The fierce image of the Third Reich has been diffused during the past two decades as fresh research on the social history of the Nazi years has revealed the variety and complexity of the relationships between the Nazi regime and the German people.
"Nazism" "and German Society, 1933-1945" addresses issues such as racism and sexism, active participation, passive resistance and the far from clear-cut distinctions between victims and perpetrators. David Crew's introduction sets out the methodological and theoretical issues with great clarity.
Contributors: David Crew, Omer Bartov, Alf Ludtke, Gisela Bock, Adelheid von Saldern, Klaus-Michael Mallmann and Gerhard Paul, Ian Kershaw, Ulrich Herbert, Detlev J.K. Peukert, and Christopher R. Browning
"David Crew's selection is outstanding. He includes richly detailed and very nuanced articles as well as provocative think pieces painted in broad strokes...The book abounds in significant conflicts, contending voices, and a sense of scholarly responsibility."
-Rudy Koshar, University of Wisconsin

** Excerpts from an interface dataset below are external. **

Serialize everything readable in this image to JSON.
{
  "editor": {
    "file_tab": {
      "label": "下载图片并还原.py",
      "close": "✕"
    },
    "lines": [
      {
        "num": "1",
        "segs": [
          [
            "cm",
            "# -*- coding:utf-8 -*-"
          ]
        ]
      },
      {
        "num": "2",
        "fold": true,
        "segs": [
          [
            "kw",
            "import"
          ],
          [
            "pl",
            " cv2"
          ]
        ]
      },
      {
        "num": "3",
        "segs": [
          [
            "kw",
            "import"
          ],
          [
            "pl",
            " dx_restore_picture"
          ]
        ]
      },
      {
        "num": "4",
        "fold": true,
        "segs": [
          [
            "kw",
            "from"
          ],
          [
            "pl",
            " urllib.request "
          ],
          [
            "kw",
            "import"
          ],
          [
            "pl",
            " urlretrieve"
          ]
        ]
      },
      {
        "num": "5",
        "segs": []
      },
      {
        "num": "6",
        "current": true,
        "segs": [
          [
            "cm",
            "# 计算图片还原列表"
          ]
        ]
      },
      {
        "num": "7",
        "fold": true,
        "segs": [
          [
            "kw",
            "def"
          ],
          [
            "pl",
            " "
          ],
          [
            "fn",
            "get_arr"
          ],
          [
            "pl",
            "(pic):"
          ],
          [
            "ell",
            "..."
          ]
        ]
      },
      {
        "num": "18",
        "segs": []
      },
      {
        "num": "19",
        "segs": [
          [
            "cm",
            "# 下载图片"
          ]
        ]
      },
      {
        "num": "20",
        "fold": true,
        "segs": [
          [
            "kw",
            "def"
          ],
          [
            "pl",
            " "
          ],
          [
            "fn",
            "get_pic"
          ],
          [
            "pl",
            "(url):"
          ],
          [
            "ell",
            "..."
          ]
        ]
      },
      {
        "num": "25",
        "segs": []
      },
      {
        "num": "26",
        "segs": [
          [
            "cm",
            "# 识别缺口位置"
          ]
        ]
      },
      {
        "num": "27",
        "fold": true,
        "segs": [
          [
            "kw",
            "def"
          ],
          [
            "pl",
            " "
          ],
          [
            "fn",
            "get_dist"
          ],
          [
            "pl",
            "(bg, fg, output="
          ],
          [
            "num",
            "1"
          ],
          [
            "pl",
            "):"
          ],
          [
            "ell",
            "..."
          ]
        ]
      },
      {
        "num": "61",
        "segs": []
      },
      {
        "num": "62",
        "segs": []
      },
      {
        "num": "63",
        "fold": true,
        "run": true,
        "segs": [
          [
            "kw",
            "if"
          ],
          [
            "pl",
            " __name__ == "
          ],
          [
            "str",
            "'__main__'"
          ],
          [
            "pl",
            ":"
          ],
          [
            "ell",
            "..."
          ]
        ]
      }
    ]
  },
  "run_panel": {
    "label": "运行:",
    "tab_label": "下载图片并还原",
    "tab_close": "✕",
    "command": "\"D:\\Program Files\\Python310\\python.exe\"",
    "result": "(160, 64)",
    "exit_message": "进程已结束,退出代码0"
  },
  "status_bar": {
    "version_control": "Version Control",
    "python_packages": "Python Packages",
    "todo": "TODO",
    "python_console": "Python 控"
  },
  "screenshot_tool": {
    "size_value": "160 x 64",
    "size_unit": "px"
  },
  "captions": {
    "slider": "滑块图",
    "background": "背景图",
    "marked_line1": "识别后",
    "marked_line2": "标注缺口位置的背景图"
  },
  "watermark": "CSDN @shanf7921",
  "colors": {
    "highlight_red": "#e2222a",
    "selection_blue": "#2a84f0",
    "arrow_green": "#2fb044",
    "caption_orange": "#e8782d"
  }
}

"An excellent introduction...The volume brings together some of the most interesting recent research on the Third Reich...It is an invitation to think critically about how to conceptualize the Third Reich...A valuable teaching tool."
-Robert Moeller, The Woodrow Wilson International Center
"Organized around a clear theme, with quality essays, this volume embodies what a collection of essays should do: offer new insights, force the reader to think critically about his or her conceptions, and allow for a comprehensive look at a particular subject."
-"German Studies Review